Faced with the task of controlling the fiscal deficit, Union Budget 2013 shows a marked retreat from public expenditure on capital formation, and issues a corresponding invitation to the private sector to step up investment and saving. The Budget proposes a number of excellent measures in this direction.
These have to be evaluated against the government's own assessment of the needs of the economy going forward, as set out in the draft 12th Five-Year Plan document, for the period 2012 to 2017. The first fiscal year of that period is already over.
The impressive growth record of this government in its first term in office was not matched by a corresponding growth in employment. The National Sample Survey (NSS) employment surveys, held once every five years, are the only source of nationwide information on that front. By coincidence, the years covered in the two most recent employment surveys, in the 61st and 66th rounds, were 2004-05 and 2009-10, the beginning and end years of the first term of this government. The NSS data are extensively cited in the 12th Plan document and therefore carry the imprimatur of official acceptance.
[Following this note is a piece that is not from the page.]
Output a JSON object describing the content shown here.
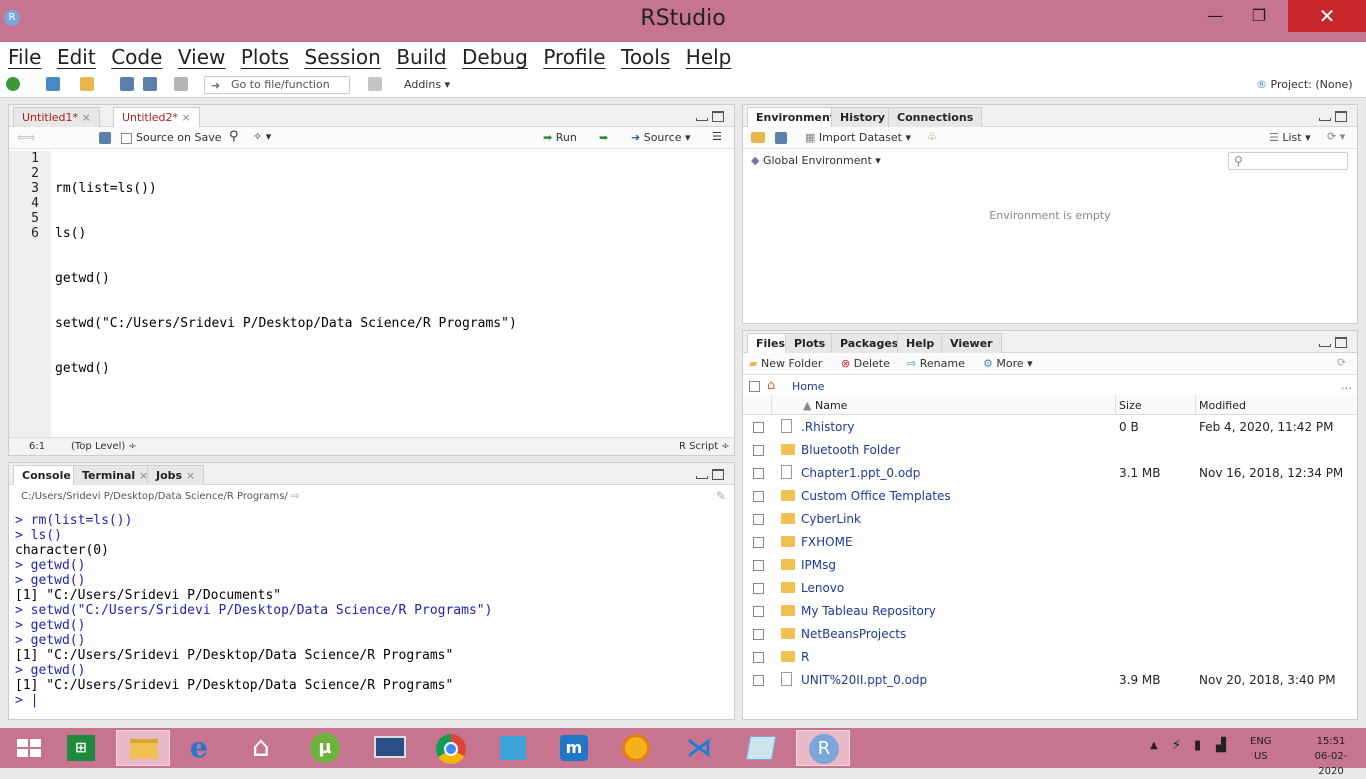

The total number of people absorbed into what might broadly be termed an employed state, either full-time or part-time, increased by a mere 2.76 million over the entire five years from 2004-05 to 2009-10. By contrast, the corresponding increase in the preceding five-year period 1999-2000 to 2004-05, was 60.7 million. What made for such a fantastic difference between these two periods?
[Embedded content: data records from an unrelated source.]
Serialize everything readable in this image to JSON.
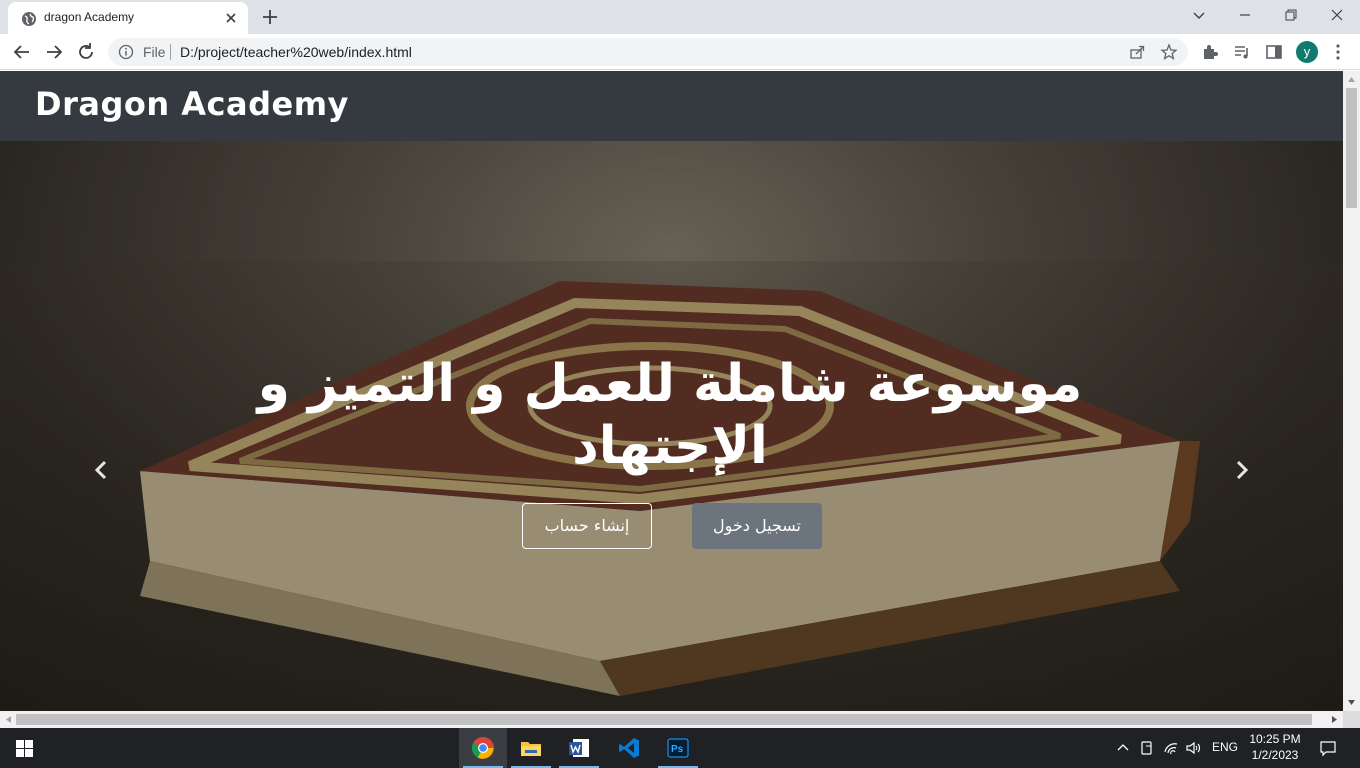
{
  "browser": {
    "tab_title": "dragon Academy",
    "address_scheme_label": "File",
    "address_url": "D:/project/teacher%20web/index.html",
    "profile_initial": "y"
  },
  "site": {
    "brand": "Dragon Academy",
    "hero_title": "موسوعة شاملة للعمل و التميز و الإجتهاد",
    "buttons": {
      "register": "إنشاء حساب",
      "login": "تسجيل دخول"
    }
  },
  "taskbar": {
    "apps": [
      "chrome",
      "file-explorer",
      "word",
      "vscode",
      "photoshop"
    ],
    "language": "ENG",
    "time": "10:25 PM",
    "date": "1/2/2023"
  },
  "colors": {
    "navbar_bg": "#343a40",
    "login_button_bg": "#6c757d",
    "taskbar_bg": "#1f2125"
  }
}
The sectoral breakdown shows that construction is the major employment spinner. The 1999 to 2004 period saw a rapid rate of highway construction, and last mile connectivity for previously marooned rural habitats. Even in the five years after 2004, with much slower highway development, construction added 18 million employed in terms of its direct impact alone, not counting its upstream impact through the demand for steel, cement and other materials. The positive (direct) contribution of construction actually outweighed the negative growth in employment in manufacturing and other sectors in the second period, and tipped the overall change in employment into a small positive number.
Accordingly, the Budget for 2013-14 carries a large number of incentives for new construction. An initiative to facilitate rural housing, started last year through a refinance window at the National Housing Bank, is said to have received a good response, and has been given additional funding. A similar fund for urban housing is to be started this year. Stalled projects for 3,000 kilometres of highway are announced to have been released for implementation within the first half of the year. There is a much needed provision for funding of godowns to stock agricultural produce. A number of infrastructure financing initiatives will carry a construction component. And some of the work on industrial corridors linking major cities may also begin during the year.
Employment provision has to be juxtaposed against the numbers entering the labour force. The NSS surveys show stagnation in the absolute labour force over 2004-09, so that despite the poor employment increment, unemployment actually came down from 2.3 to 2 per cent. The decline in labour force participation was a puzzle, and there remains a question mark over the plausibility of it.
The important issue is the required employment absorption, going forward. The 12th Plan document, based on further projected declines in the labour force participation rate in the age group 15 and above, estimates the increase in people looking for work at around 4.5 million annually, a roughly one per cent increase in the labour force per year. The Economic Survey, however, estimates the annual increase at a little over eight million.
Going with the 12th Plan figures, absorbing a one per cent increase in the labour force should not be very difficult at all. Even with the present GDP growth rate of five per cent, that is only an asking employment elasticity of 0.2. The achieved employment elasticity between 1999-2000 and 2004-05 was 0.44, but it fell to 0.01 between 2004-05 and 2009-10. I have written earlier about the central failure of Indian reform, the total lack of attention to reforming the markets for land and labour ("Stallflation", Business Standard, December 25, 2012). This neglect has fed into poor employment generation, and has to be reversed.
In a recent statement on the land acquisition Bill, a minister of the government declared that any resulting delays are needed to serve the needs of the perspirational masses, as distinct from the aspirational classes. Delays serve no purpose at all, least of all the needs of the poor. What does serve the interests of the poor is justice, quickly dispensed. As I have argued earlier ("Wanted: new financial instruments", Business Standard, May 29, 2012), a well-structured financial annuity in payment for acquired land, rather than a lump-sum payment, is what sellers of land really need. This, together with an overall framework for rehabilitation of displaced people, once in place, will pose no delays in the case of any specific project. But to delay the development of these frameworks, and to justify it in the name of the poor, does no one any good. The important thing is to monitor delivery of the promised compensation, whatever it might be, so that the trust of people is not broken, as it repeatedly has been in the past.
The NSS surveys show that unemployment rates rise with the level of education. The highest rates are experienced among post-school diploma and certificate holders, which presumably reflects their poor employability. The Budget speech rightly stresses the need for skill development, and sets aside Rs 1,000 crore for authorised certification procedures. All excellent steps, needed and timely. But the finance ministry can only provide policy design and finance. It is left to the other ministries and agencies of the government to deliver.